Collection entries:
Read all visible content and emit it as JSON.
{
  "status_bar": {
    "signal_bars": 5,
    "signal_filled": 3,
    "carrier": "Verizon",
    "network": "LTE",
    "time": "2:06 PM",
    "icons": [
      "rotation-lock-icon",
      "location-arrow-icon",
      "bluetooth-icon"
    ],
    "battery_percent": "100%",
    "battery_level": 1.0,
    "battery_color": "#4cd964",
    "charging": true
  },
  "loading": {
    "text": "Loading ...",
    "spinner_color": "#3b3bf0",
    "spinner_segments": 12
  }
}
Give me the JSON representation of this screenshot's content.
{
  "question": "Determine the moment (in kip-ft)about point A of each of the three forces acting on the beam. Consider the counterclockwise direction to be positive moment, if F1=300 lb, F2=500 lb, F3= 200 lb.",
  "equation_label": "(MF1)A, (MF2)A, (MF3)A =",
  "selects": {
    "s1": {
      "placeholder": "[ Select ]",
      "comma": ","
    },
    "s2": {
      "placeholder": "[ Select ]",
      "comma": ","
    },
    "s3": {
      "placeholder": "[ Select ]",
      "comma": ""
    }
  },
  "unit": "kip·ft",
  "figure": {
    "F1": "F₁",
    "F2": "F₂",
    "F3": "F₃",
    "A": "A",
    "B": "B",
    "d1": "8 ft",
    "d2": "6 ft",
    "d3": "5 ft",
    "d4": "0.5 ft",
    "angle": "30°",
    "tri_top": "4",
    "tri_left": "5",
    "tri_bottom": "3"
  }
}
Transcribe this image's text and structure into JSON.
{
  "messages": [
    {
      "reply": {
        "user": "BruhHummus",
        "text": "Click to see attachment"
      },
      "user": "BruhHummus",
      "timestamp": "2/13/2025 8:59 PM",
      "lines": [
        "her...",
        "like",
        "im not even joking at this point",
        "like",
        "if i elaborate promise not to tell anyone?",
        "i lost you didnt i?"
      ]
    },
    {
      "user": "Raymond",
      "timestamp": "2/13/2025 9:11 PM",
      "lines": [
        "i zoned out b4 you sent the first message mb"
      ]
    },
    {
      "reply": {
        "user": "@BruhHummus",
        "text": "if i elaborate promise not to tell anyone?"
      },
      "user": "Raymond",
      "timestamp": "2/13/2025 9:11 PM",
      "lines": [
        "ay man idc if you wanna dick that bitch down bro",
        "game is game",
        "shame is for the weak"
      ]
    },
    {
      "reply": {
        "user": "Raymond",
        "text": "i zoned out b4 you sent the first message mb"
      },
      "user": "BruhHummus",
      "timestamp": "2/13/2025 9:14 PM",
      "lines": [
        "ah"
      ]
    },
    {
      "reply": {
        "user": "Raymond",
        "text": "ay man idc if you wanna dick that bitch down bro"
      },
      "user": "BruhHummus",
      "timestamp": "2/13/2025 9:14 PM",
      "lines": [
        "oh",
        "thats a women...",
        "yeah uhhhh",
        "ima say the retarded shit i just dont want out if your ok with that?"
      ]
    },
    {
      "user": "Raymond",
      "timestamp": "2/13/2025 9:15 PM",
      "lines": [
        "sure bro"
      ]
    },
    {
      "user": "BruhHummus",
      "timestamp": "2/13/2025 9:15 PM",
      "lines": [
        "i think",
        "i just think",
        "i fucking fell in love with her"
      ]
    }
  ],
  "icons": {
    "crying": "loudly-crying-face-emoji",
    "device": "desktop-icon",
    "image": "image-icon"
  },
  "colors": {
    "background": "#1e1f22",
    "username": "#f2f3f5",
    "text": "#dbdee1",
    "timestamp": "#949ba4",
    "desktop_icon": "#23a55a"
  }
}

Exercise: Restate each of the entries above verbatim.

Reply:
Read all visible content and emit it as JSON.
{
  "status_bar": {
    "signal_bars": 5,
    "signal_filled": 3,
    "carrier": "Verizon",
    "network": "LTE",
    "time": "2:06 PM",
    "icons": [
      "rotation-lock-icon",
      "location-arrow-icon",
      "bluetooth-icon"
    ],
    "battery_percent": "100%",
    "battery_level": 1.0,
    "battery_color": "#4cd964",
    "charging": true
  },
  "loading": {
    "text": "Loading ...",
    "spinner_color": "#3b3bf0",
    "spinner_segments": 12
  }
}
Give me the JSON representation of this screenshot's content.
{
  "question": "Determine the moment (in kip-ft)about point A of each of the three forces acting on the beam. Consider the counterclockwise direction to be positive moment, if F1=300 lb, F2=500 lb, F3= 200 lb.",
  "equation_label": "(MF1)A, (MF2)A, (MF3)A =",
  "selects": {
    "s1": {
      "placeholder": "[ Select ]",
      "comma": ","
    },
    "s2": {
      "placeholder": "[ Select ]",
      "comma": ","
    },
    "s3": {
      "placeholder": "[ Select ]",
      "comma": ""
    }
  },
  "unit": "kip·ft",
  "figure": {
    "F1": "F₁",
    "F2": "F₂",
    "F3": "F₃",
    "A": "A",
    "B": "B",
    "d1": "8 ft",
    "d2": "6 ft",
    "d3": "5 ft",
    "d4": "0.5 ft",
    "angle": "30°",
    "tri_top": "4",
    "tri_left": "5",
    "tri_bottom": "3"
  }
}
Transcribe this image's text and structure into JSON.
{
  "messages": [
    {
      "reply": {
        "user": "BruhHummus",
        "text": "Click to see attachment"
      },
      "user": "BruhHummus",
      "timestamp": "2/13/2025 8:59 PM",
      "lines": [
        "her...",
        "like",
        "im not even joking at this point",
        "like",
        "if i elaborate promise not to tell anyone?",
        "i lost you didnt i?"
      ]
    },
    {
      "user": "Raymond",
      "timestamp": "2/13/2025 9:11 PM",
      "lines": [
        "i zoned out b4 you sent the first message mb"
      ]
    },
    {
      "reply": {
        "user": "@BruhHummus",
        "text": "if i elaborate promise not to tell anyone?"
      },
      "user": "Raymond",
      "timestamp": "2/13/2025 9:11 PM",
      "lines": [
        "ay man idc if you wanna dick that bitch down bro",
        "game is game",
        "shame is for the weak"
      ]
    },
    {
      "reply": {
        "user": "Raymond",
        "text": "i zoned out b4 you sent the first message mb"
      },
      "user": "BruhHummus",
      "timestamp": "2/13/2025 9:14 PM",
      "lines": [
        "ah"
      ]
    },
    {
      "reply": {
        "user": "Raymond",
        "text": "ay man idc if you wanna dick that bitch down bro"
      },
      "user": "BruhHummus",
      "timestamp": "2/13/2025 9:14 PM",
      "lines": [
        "oh",
        "thats a women...",
        "yeah uhhhh",
        "ima say the retarded shit i just dont want out if your ok with that?"
      ]
    },
    {
      "user": "Raymond",
      "timestamp": "2/13/2025 9:15 PM",
      "lines": [
        "sure bro"
      ]
    },
    {
      "user": "BruhHummus",
      "timestamp": "2/13/2025 9:15 PM",
      "lines": [
        "i think",
        "i just think",
        "i fucking fell in love with her"
      ]
    }
  ],
  "icons": {
    "crying": "loudly-crying-face-emoji",
    "device": "desktop-icon",
    "image": "image-icon"
  },
  "colors": {
    "background": "#1e1f22",
    "username": "#f2f3f5",
    "text": "#dbdee1",
    "timestamp": "#949ba4",
    "desktop_icon": "#23a55a"
  }
}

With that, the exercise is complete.